is going to discuss this to leaders so that a way can be found to stop
the drugs getting into America?
Illegal drugs impose a staggering toll on the United States, killing over 20,000 Americans annually and costing more than $160 billion in law enforcement, drug-related health care, and lost productivity. The drug trade also threatens the other countries in the hemisphere by corrupting officials, subverting democratic institutions and the rule of law, and supporting terrorism. A top priority of ours in the Hemisphere is to protect Americans from international crime and illegal drugs and to support cooperative governments in the region. The counternarcotics programs run by the U.S. government strive to improve the capacity and will those governments through programs that eradicate drug crops, interdict illegal drugs, dismantle trafficking organizations, advance the rule of law and build international cooperation.
Ernesto, from Panama City, Panama
We Panamanians are very concerned about USPanama security cooperation
arrangements. Is there any contingency plans from the US in order to
address any terrorist threat to the Panama Canal in the context of the
neutrality treaty signed with Panama? If the US would consider that
Panama does not have the capacity to confront any assimetrycal threat to
the canal, would the US act unilaterally?
Panama has done an outstanding job managing the Panama Canal -- including its security -- and we value the close cooperation we have enjoyed with the government of Panama and the Canal Authority. Almost two thirds of the cargo transiting the Panama Canal is either traveling to or from a U.S. port, so the security of the Canal is a high priority for the U.S., just as it is for Panama. We will continue to work in partnership with Panamanian authorities to ensure the continued security of Canal operations.
Pedro, from NL writes:
¿Cuál considera usted será la proyección que tenga la visita del presidente Bush a Panamá en relación a temas sensitivos de interés americano como lo sería la anunciada proyección de la ampliación del canal, el blanqueo de capitales y la lucha contra el terrorismo?

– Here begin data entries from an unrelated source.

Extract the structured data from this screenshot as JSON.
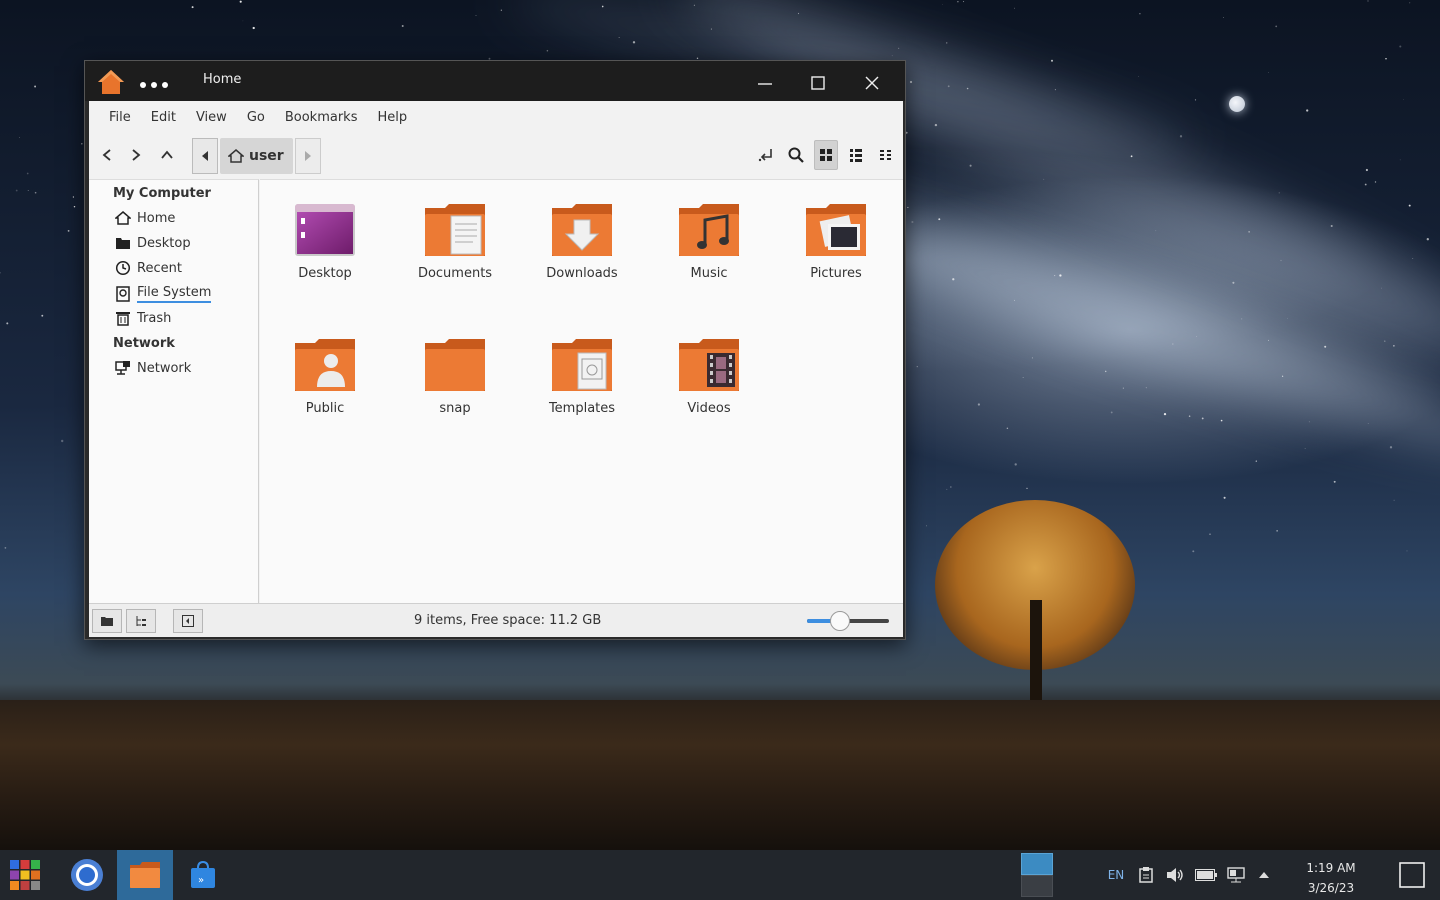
{
  "window": {
    "title": "Home",
    "menu": [
      "File",
      "Edit",
      "View",
      "Go",
      "Bookmarks",
      "Help"
    ],
    "path": {
      "current": "user"
    },
    "sidebar": {
      "sections": [
        {
          "heading": "My Computer",
          "items": [
            {
              "label": "Home",
              "icon": "home-icon"
            },
            {
              "label": "Desktop",
              "icon": "folder-icon"
            },
            {
              "label": "Recent",
              "icon": "clock-icon"
            },
            {
              "label": "File System",
              "icon": "drive-icon"
            },
            {
              "label": "Trash",
              "icon": "trash-icon"
            }
          ]
        },
        {
          "heading": "Network",
          "items": [
            {
              "label": "Network",
              "icon": "network-icon"
            }
          ]
        }
      ]
    },
    "files": [
      {
        "label": "Desktop",
        "icon": "desktop-folder-icon"
      },
      {
        "label": "Documents",
        "icon": "documents-folder-icon"
      },
      {
        "label": "Downloads",
        "icon": "downloads-folder-icon"
      },
      {
        "label": "Music",
        "icon": "music-folder-icon"
      },
      {
        "label": "Pictures",
        "icon": "pictures-folder-icon"
      },
      {
        "label": "Public",
        "icon": "public-folder-icon"
      },
      {
        "label": "snap",
        "icon": "folder-icon"
      },
      {
        "label": "Templates",
        "icon": "templates-folder-icon"
      },
      {
        "label": "Videos",
        "icon": "videos-folder-icon"
      }
    ],
    "status": "9 items, Free space: 11.2 GB",
    "zoom_level": 0.4
  },
  "taskbar": {
    "language": "EN",
    "time": "1:19 AM",
    "date": "3/26/23"
  },
  "colors": {
    "accent": "#3d8ee0",
    "folder_orange": "#e8742c",
    "taskbar_active": "#2e6a9a"
  }
}
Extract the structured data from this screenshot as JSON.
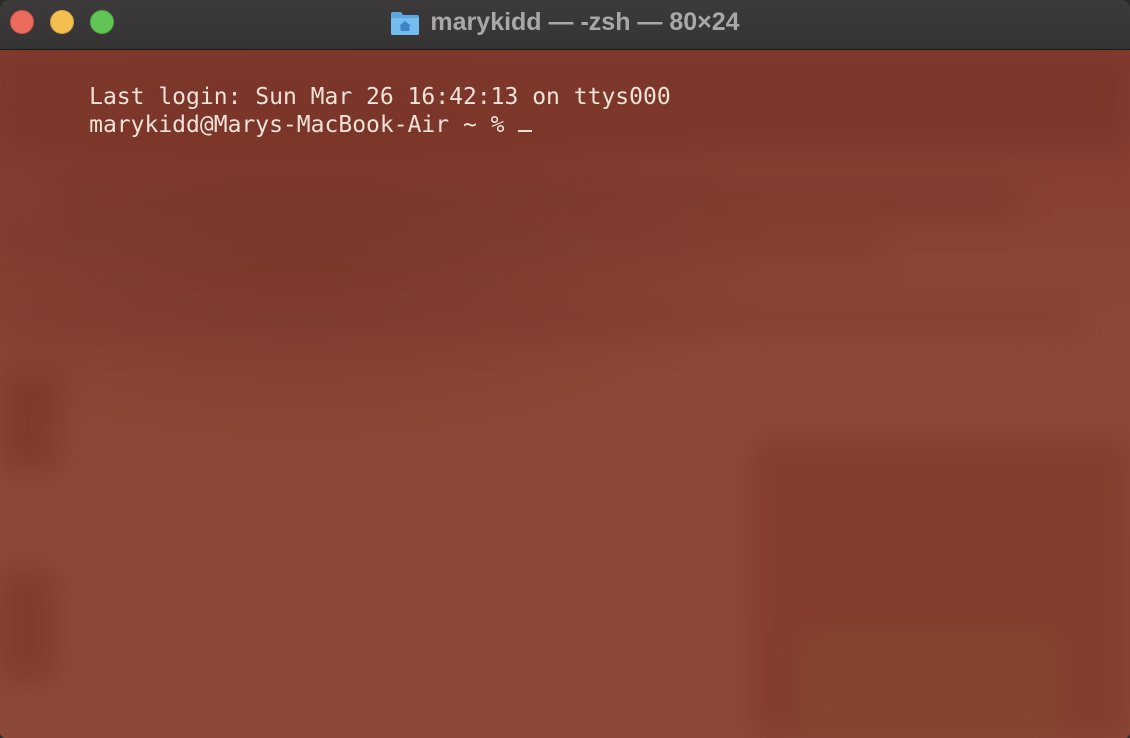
{
  "window": {
    "title": "marykidd — -zsh — 80×24",
    "title_icon": "home-folder-icon",
    "controls": [
      "close",
      "minimize",
      "zoom"
    ]
  },
  "colors": {
    "terminal_background": "#8a4536",
    "terminal_text": "#f1e2d8",
    "titlebar": "#383637",
    "close": "#ed6a5e",
    "minimize": "#f5bf4f",
    "zoom": "#61c554"
  },
  "terminal": {
    "lines": [
      "Last login: Sun Mar 26 16:42:13 on ttys000",
      "marykidd@Marys-MacBook-Air ~ %"
    ]
  }
}
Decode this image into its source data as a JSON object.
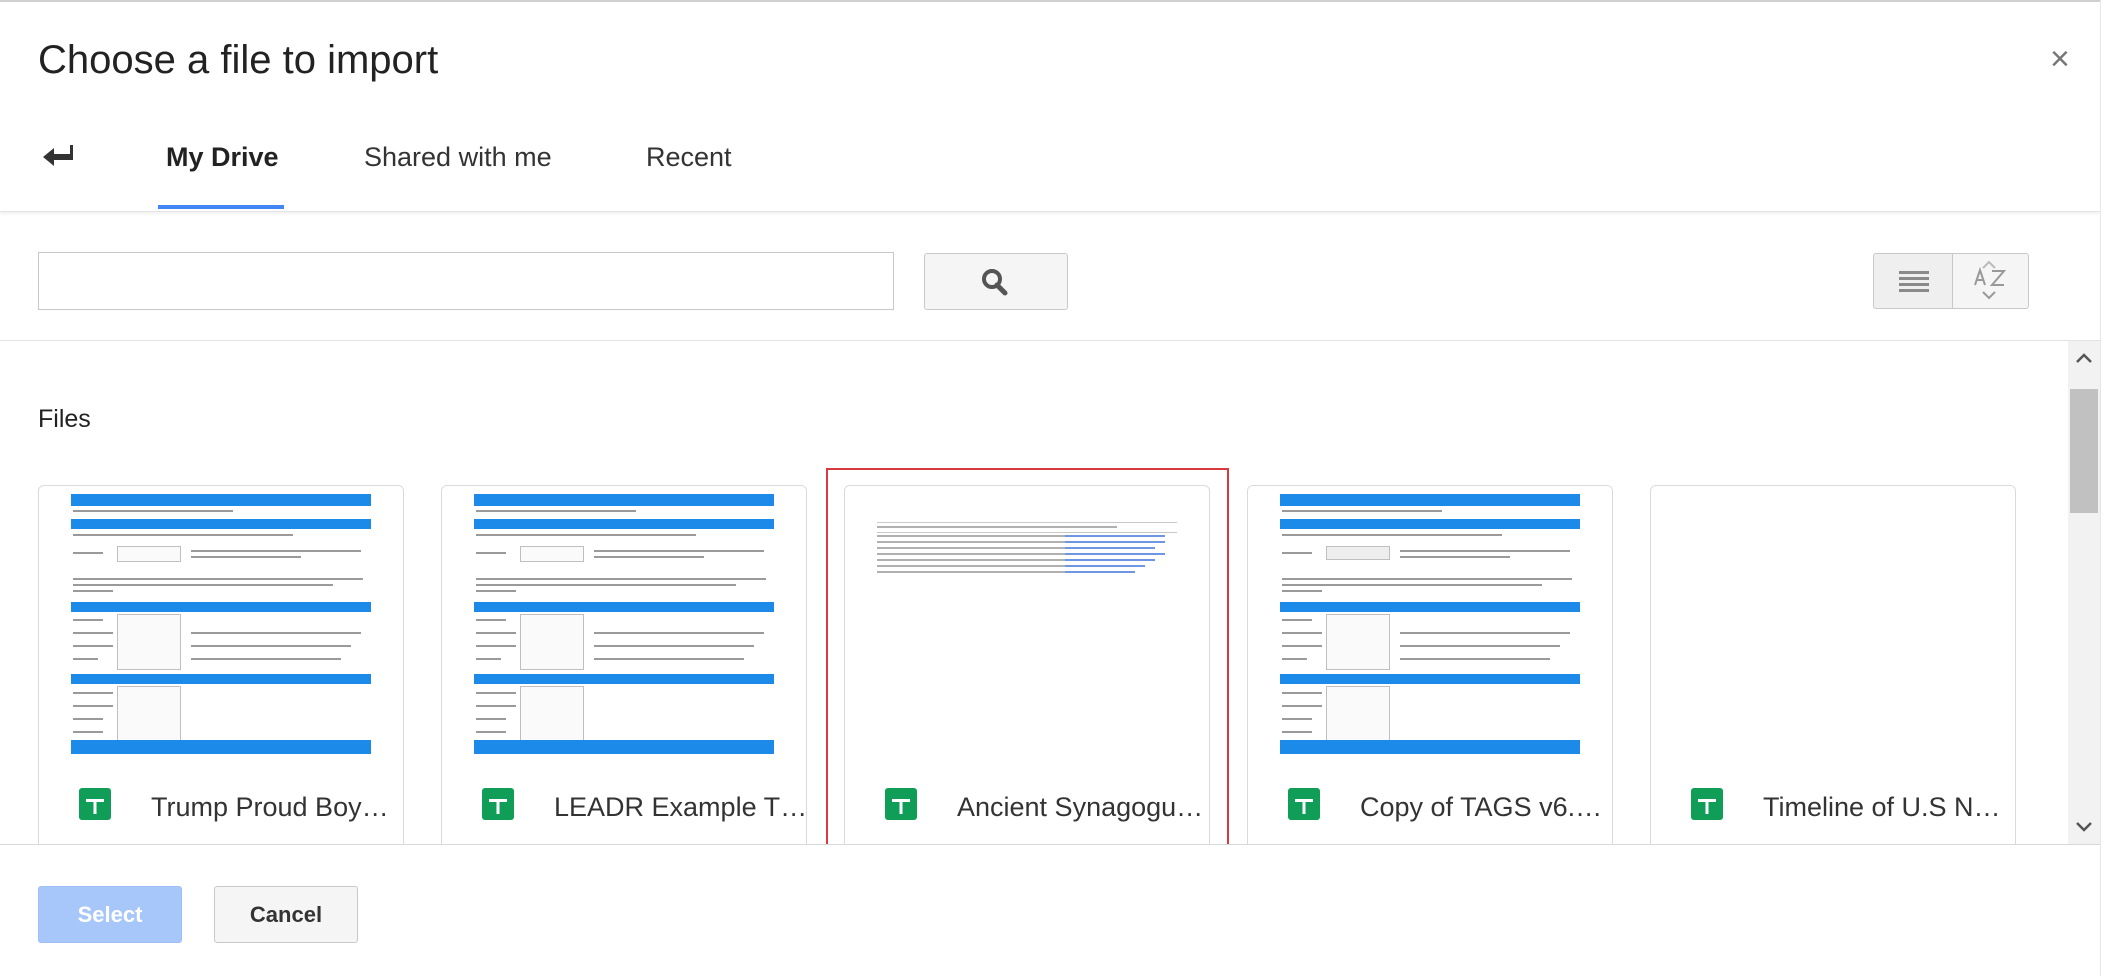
{
  "dialog": {
    "title": "Choose a file to import",
    "close_label": "×"
  },
  "tabs": [
    {
      "label": "My Drive",
      "active": true
    },
    {
      "label": "Shared with me",
      "active": false
    },
    {
      "label": "Recent",
      "active": false
    }
  ],
  "search": {
    "value": "",
    "placeholder": ""
  },
  "icons": {
    "back": "back-arrow-icon",
    "search": "search-icon",
    "list_view": "list-view-icon",
    "sort": "sort-az-icon",
    "close": "close-icon",
    "file_type": "google-sheets-icon"
  },
  "section": {
    "files_label": "Files"
  },
  "files": [
    {
      "name": "Trump Proud Boy…",
      "selected": false
    },
    {
      "name": "LEADR Example T…",
      "selected": false
    },
    {
      "name": "Ancient Synagogu…",
      "selected": true
    },
    {
      "name": "Copy of TAGS v6.…",
      "selected": false
    },
    {
      "name": "Timeline of U.S N…",
      "selected": false
    }
  ],
  "footer": {
    "select_label": "Select",
    "cancel_label": "Cancel"
  },
  "colors": {
    "accent": "#4285f4",
    "sheets_green": "#0f9d58",
    "selection_outline": "#d93a3f",
    "select_button_disabled": "#a7c7fa"
  }
}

Los Estados Unidos y Panamá tienen una relación excelente, basada en una visión compartida, apoyando a la democracia, el libre comercio y la lucha en contra del crimen transnacional. El Presidente Bush viene a Panamá para tratar estos temas con el Presidente Torrijos y recalcar la relación de amistad y apoyo mutuo que tiene Panamá con los Estados Unidos.
The United States and Panama enjoy an excellent relationship, based on a shared vision of support for democracy, free trade, and the fight against transnational crime. President Bush is coming to Panama to discuss these issues with President Torrijos and to underscore the special friendship and partnership between Panama and the United States.
This has been a great session. Thank you for all the wonderful questions. I know there are many more questions out there and I suggest you check out the Summits website at www.summit-americas.org, or the State Departments Summit site at www.state.gov/p/wha/rls/fs/2005/55614.htm. Thank you, again.
Editor's Note: To learn more about the 2005 Summit of the Americas and the President's Trip to Latin America, click here.